Responsible Conduct of Research

MIT expects that all researchers at MIT carry out their work according to the highest ethical and professional standards. The responsible and ethical conduct of research (RCR) is critical for excellence in science and engineering, as well as maintaining the public's trust. Responsible Conduct of Research Training is a framework for imparting these standards, and a critical component of scholarly and career development.

MIT has selected the CITI course in the Responsible Conduct of Research (RCR) to provide a basic course in RCR. We encourage everyone in the MIT community to take this training. This training will require your MIT certificate, so that your training can be linked to the MIT Enterprise Learning system.

NSF Requirements

As part of the America Creating Opportunities to Meaningfully Promote Excellence in
Technology, Education, and Science (COMPETES) Act, the National Science Foundation introduced a new requirement for educating all undergraduate, graduate and postdoctoral researchers being supported by NSF awards.

MIT Policy

All MIT undergraduate students, graduate students and postdoctoral researchers paid
by NSF research awards subject to the America COMPETES Act MUST complete this training no more than sixty days after salaries are charged to the account. Salary costs for individuals who have not completed the required training within 60 days are unallowable and will be removed from the account.

Valuable Training

Christine Ortiz, Dean for Graduate Education, sent a letter to all graduate students on September 16, 2011 entitled "Responsible Conduct of Research (RCR) Training and Academic Integrity Standards at MIT." This letter highlighted the quality of the RCR training MIT has selected.

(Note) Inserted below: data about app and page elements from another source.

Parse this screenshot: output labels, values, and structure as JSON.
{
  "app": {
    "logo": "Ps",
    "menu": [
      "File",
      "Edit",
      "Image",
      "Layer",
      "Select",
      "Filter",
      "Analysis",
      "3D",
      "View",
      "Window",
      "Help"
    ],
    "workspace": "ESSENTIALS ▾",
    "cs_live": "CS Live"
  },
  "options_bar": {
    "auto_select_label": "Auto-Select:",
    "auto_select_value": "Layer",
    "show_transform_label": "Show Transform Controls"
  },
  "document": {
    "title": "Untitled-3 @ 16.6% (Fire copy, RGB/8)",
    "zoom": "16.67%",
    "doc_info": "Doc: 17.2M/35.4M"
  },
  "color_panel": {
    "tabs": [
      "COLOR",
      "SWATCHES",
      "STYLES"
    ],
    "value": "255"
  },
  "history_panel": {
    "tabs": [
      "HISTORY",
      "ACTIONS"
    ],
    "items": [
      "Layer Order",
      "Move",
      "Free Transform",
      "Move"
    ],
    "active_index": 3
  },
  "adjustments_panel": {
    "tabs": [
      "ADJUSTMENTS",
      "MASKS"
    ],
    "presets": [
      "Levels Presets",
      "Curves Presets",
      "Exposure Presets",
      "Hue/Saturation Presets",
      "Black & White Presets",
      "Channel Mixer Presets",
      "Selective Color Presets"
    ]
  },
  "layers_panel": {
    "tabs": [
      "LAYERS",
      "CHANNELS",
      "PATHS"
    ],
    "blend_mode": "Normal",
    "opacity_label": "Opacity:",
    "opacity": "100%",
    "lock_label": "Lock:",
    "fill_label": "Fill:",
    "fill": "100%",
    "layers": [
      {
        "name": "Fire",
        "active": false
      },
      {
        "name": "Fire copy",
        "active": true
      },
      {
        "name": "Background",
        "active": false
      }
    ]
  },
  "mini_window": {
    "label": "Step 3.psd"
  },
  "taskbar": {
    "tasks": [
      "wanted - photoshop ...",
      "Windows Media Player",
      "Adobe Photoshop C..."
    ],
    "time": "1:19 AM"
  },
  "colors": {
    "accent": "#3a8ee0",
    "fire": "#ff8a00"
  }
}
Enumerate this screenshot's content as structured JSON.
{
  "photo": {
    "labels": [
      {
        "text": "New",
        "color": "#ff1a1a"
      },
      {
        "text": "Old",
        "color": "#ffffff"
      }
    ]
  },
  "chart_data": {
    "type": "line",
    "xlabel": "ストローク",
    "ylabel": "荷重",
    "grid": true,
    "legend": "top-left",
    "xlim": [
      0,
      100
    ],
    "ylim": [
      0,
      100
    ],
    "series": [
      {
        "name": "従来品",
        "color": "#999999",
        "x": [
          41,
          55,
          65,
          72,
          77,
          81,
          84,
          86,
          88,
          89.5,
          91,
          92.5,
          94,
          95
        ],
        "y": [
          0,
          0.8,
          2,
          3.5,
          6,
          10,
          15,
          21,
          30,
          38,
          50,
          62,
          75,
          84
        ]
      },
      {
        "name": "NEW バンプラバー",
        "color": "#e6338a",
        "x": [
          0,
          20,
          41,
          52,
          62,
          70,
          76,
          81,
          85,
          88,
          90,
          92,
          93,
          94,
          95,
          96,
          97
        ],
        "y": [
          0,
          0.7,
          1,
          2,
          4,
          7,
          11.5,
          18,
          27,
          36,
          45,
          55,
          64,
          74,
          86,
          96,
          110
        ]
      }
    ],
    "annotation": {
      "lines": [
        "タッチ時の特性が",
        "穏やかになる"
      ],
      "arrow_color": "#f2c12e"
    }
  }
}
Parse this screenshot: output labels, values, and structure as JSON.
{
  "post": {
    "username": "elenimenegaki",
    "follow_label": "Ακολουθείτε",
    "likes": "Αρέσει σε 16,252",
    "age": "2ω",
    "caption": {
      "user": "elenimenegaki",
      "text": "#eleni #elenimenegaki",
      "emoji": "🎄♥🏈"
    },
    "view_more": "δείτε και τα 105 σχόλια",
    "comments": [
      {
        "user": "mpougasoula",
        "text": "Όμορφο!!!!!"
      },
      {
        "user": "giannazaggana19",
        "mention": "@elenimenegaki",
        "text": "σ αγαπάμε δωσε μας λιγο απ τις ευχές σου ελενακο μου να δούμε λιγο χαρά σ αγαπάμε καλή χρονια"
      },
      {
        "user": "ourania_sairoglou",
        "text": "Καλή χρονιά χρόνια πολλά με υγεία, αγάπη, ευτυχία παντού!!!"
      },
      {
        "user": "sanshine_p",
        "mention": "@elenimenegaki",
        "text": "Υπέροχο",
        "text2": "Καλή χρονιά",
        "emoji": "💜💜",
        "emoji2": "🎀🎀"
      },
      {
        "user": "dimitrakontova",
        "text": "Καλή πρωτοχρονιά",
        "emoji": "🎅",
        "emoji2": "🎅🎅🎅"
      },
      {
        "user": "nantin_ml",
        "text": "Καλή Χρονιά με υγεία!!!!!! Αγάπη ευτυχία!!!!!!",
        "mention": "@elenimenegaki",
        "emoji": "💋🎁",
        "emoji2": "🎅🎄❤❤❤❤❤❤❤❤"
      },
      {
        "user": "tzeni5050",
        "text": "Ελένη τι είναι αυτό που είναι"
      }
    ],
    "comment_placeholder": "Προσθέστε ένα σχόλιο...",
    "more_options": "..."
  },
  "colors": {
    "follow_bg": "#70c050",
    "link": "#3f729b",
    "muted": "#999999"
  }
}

Read her entire letter.

Basic RCR Course Curriculum

The basic RCR course includes the following topics:

  • Introduction to the Responsible Conduct of Research
  • Research Misconduct
  • Data Acquisition and Management
  • Responsible Authorship
  • Peer Review
  • Mentoring
  • Conflicts of Interest
  • Collaborative Research

Individuals planning to take the training will be asked to identify the area most appropriate to their work. Questions regarding the correct area of training should be addressed to the individual's supervisor.

MIT trainees will be asked to select an RCR module that has been customized according to discipline:

  • Biomedical Sciences
  • Social and Behavioral Sciences
  • Physcial Sciences
  • Humanities
  • Engineering
  • Administration